___ Source material

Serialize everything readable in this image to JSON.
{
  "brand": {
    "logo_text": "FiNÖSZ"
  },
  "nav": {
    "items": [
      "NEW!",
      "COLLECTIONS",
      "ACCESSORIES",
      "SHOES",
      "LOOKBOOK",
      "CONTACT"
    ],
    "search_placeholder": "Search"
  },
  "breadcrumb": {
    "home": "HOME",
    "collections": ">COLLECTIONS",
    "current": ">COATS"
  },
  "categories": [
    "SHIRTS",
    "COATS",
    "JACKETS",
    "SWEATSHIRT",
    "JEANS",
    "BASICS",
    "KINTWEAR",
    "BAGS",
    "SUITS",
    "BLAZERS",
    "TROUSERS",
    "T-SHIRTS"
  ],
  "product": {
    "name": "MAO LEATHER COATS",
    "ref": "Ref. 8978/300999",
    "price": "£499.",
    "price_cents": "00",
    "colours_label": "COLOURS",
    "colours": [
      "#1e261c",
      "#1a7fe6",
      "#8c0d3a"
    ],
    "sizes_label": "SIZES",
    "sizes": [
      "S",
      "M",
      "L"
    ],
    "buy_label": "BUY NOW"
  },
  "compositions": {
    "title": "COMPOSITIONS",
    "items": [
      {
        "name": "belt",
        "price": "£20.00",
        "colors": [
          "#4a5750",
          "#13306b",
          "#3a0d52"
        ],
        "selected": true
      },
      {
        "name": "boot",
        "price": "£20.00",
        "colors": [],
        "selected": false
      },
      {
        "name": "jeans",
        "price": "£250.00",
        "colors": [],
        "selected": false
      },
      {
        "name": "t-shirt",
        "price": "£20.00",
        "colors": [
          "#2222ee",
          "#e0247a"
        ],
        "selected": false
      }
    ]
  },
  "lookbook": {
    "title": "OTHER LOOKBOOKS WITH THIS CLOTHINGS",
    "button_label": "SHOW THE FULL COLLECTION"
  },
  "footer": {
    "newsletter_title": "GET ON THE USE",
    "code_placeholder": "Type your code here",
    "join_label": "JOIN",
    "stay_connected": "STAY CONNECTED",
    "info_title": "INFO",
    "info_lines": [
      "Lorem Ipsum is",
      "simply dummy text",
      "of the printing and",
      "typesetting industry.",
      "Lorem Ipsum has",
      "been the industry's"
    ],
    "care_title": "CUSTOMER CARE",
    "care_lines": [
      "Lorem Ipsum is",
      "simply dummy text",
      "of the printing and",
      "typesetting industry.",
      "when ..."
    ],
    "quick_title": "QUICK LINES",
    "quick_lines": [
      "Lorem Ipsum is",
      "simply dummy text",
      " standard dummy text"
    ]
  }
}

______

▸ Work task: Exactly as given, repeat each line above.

▸ Result for this task:
Serialize everything readable in this image to JSON.
{
  "brand": {
    "logo_text": "FiNÖSZ"
  },
  "nav": {
    "items": [
      "NEW!",
      "COLLECTIONS",
      "ACCESSORIES",
      "SHOES",
      "LOOKBOOK",
      "CONTACT"
    ],
    "search_placeholder": "Search"
  },
  "breadcrumb": {
    "home": "HOME",
    "collections": ">COLLECTIONS",
    "current": ">COATS"
  },
  "categories": [
    "SHIRTS",
    "COATS",
    "JACKETS",
    "SWEATSHIRT",
    "JEANS",
    "BASICS",
    "KINTWEAR",
    "BAGS",
    "SUITS",
    "BLAZERS",
    "TROUSERS",
    "T-SHIRTS"
  ],
  "product": {
    "name": "MAO LEATHER COATS",
    "ref": "Ref. 8978/300999",
    "price": "£499.",
    "price_cents": "00",
    "colours_label": "COLOURS",
    "colours": [
      "#1e261c",
      "#1a7fe6",
      "#8c0d3a"
    ],
    "sizes_label": "SIZES",
    "sizes": [
      "S",
      "M",
      "L"
    ],
    "buy_label": "BUY NOW"
  },
  "compositions": {
    "title": "COMPOSITIONS",
    "items": [
      {
        "name": "belt",
        "price": "£20.00",
        "colors": [
          "#4a5750",
          "#13306b",
          "#3a0d52"
        ],
        "selected": true
      },
      {
        "name": "boot",
        "price": "£20.00",
        "colors": [],
        "selected": false
      },
      {
        "name": "jeans",
        "price": "£250.00",
        "colors": [],
        "selected": false
      },
      {
        "name": "t-shirt",
        "price": "£20.00",
        "colors": [
          "#2222ee",
          "#e0247a"
        ],
        "selected": false
      }
    ]
  },
  "lookbook": {
    "title": "OTHER LOOKBOOKS WITH THIS CLOTHINGS",
    "button_label": "SHOW THE FULL COLLECTION"
  },
  "footer": {
    "newsletter_title": "GET ON THE USE",
    "code_placeholder": "Type your code here",
    "join_label": "JOIN",
    "stay_connected": "STAY CONNECTED",
    "info_title": "INFO",
    "info_lines": [
      "Lorem Ipsum is",
      "simply dummy text",
      "of the printing and",
      "typesetting industry.",
      "Lorem Ipsum has",
      "been the industry's"
    ],
    "care_title": "CUSTOMER CARE",
    "care_lines": [
      "Lorem Ipsum is",
      "simply dummy text",
      "of the printing and",
      "typesetting industry.",
      "when ..."
    ],
    "quick_title": "QUICK LINES",
    "quick_lines": [
      "Lorem Ipsum is",
      "simply dummy text",
      " standard dummy text"
    ]
  }
}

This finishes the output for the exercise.